#### [Your assignment]
Look through the records, and whenever a line includes the word "text", copy it.

#### [Exercise materials]

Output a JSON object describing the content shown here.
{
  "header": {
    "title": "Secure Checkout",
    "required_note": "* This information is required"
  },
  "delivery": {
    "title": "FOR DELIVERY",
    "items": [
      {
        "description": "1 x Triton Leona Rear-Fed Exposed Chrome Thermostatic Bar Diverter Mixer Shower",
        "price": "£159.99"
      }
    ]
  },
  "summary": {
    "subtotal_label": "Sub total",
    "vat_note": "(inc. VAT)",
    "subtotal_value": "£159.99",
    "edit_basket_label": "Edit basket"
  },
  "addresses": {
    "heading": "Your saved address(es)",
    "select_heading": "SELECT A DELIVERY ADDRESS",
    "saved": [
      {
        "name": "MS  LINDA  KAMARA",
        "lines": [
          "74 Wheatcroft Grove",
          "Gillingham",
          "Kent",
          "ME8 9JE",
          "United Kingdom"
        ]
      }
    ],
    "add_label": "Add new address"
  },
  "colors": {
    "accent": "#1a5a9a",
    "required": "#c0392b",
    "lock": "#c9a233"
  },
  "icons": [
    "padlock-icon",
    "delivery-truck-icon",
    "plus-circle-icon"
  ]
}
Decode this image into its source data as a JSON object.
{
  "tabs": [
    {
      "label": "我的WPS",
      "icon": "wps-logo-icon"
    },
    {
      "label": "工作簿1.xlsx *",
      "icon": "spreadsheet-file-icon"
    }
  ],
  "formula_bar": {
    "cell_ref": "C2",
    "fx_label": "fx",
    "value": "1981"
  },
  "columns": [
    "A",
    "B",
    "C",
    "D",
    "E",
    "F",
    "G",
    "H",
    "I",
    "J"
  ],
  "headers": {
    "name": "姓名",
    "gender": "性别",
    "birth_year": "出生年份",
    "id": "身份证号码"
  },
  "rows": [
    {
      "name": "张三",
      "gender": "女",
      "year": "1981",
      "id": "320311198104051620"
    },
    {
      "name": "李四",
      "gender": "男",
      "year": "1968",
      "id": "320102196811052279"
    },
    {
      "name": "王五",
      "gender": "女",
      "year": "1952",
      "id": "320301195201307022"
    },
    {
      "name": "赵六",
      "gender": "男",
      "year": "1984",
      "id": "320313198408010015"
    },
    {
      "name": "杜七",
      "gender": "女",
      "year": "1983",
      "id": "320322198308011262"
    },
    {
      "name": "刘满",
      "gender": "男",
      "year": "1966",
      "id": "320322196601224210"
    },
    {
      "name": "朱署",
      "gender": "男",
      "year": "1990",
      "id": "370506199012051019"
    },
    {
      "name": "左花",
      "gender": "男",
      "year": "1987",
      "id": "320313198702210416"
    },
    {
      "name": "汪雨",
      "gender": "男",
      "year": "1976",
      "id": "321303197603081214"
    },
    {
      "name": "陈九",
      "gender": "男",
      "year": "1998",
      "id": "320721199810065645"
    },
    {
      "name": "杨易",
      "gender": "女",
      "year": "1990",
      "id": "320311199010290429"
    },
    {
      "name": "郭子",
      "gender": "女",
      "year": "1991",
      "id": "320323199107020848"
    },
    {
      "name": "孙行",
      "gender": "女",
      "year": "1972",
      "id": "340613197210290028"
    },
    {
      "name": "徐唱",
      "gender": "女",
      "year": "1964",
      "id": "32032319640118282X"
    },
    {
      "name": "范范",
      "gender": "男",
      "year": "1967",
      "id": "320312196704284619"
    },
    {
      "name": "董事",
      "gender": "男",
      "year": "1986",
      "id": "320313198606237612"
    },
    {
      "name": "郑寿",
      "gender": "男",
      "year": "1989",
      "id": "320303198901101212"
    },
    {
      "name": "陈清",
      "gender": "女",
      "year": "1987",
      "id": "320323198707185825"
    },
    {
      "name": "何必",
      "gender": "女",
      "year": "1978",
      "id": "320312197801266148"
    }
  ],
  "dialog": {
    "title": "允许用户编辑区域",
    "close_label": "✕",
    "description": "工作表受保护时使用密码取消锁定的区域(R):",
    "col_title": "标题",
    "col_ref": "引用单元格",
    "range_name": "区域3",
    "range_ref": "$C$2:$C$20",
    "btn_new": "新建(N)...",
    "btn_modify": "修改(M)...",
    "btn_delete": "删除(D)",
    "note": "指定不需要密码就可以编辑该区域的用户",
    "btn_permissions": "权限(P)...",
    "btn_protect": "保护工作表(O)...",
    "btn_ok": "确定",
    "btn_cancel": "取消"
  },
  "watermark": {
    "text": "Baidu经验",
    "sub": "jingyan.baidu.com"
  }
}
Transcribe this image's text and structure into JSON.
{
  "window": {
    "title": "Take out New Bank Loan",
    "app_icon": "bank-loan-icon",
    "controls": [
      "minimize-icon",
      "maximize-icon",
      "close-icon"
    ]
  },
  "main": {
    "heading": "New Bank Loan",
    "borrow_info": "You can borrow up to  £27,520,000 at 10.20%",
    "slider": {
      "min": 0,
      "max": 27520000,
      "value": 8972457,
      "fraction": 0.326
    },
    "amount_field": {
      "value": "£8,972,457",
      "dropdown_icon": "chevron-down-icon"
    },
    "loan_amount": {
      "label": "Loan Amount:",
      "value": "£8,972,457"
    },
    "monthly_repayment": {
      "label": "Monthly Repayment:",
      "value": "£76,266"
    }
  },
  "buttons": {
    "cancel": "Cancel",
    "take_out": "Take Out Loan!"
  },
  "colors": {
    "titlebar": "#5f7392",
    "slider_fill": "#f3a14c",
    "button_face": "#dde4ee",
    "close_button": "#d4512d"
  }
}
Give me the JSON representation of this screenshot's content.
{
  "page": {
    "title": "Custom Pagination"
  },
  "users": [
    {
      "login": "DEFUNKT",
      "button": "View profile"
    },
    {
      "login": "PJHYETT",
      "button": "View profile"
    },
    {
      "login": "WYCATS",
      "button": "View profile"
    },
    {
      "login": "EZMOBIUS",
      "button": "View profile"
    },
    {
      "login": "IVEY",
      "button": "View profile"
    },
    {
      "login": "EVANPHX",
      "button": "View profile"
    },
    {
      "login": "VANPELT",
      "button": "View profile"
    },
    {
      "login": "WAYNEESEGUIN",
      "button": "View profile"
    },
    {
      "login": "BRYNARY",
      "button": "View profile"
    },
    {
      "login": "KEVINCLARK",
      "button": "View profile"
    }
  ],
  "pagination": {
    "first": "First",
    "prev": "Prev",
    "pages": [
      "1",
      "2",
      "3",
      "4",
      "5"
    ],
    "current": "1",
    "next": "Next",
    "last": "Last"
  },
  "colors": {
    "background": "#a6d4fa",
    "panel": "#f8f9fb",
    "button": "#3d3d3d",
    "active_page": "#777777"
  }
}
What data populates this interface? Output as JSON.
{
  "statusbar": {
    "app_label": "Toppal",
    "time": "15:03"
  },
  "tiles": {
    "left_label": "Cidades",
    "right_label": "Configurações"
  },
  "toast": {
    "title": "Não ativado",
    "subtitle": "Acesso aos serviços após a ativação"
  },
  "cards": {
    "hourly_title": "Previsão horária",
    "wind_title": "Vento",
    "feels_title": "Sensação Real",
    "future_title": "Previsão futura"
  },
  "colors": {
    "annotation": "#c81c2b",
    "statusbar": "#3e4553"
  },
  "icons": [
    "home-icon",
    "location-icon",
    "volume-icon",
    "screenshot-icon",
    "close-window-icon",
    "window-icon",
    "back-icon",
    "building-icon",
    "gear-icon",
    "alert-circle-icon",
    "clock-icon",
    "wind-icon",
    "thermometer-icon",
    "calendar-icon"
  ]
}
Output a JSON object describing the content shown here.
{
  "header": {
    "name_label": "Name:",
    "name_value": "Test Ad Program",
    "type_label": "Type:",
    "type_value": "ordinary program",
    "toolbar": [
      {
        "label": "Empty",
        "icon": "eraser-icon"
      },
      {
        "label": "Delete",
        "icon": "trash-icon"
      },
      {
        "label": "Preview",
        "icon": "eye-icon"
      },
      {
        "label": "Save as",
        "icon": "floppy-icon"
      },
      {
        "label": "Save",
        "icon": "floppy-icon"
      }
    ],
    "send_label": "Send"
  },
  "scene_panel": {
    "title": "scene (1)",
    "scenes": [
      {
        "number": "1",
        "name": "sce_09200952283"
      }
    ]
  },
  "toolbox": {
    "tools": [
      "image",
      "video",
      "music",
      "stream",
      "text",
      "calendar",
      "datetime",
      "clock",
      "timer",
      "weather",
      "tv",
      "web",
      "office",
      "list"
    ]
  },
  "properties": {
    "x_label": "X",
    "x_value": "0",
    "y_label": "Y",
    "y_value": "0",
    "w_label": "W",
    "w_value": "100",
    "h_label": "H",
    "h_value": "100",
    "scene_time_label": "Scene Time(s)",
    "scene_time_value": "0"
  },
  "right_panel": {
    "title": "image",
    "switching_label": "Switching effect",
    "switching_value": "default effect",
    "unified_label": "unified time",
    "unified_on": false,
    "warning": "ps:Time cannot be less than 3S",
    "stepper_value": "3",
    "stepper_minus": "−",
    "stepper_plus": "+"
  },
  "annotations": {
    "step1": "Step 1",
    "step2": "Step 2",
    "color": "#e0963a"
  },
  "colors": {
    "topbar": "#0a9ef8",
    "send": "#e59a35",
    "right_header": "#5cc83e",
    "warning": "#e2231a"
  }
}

#### [Output of the task]
    "text": "Baidu经验",
Transcribe this image's text and structure into JSON.
      "text",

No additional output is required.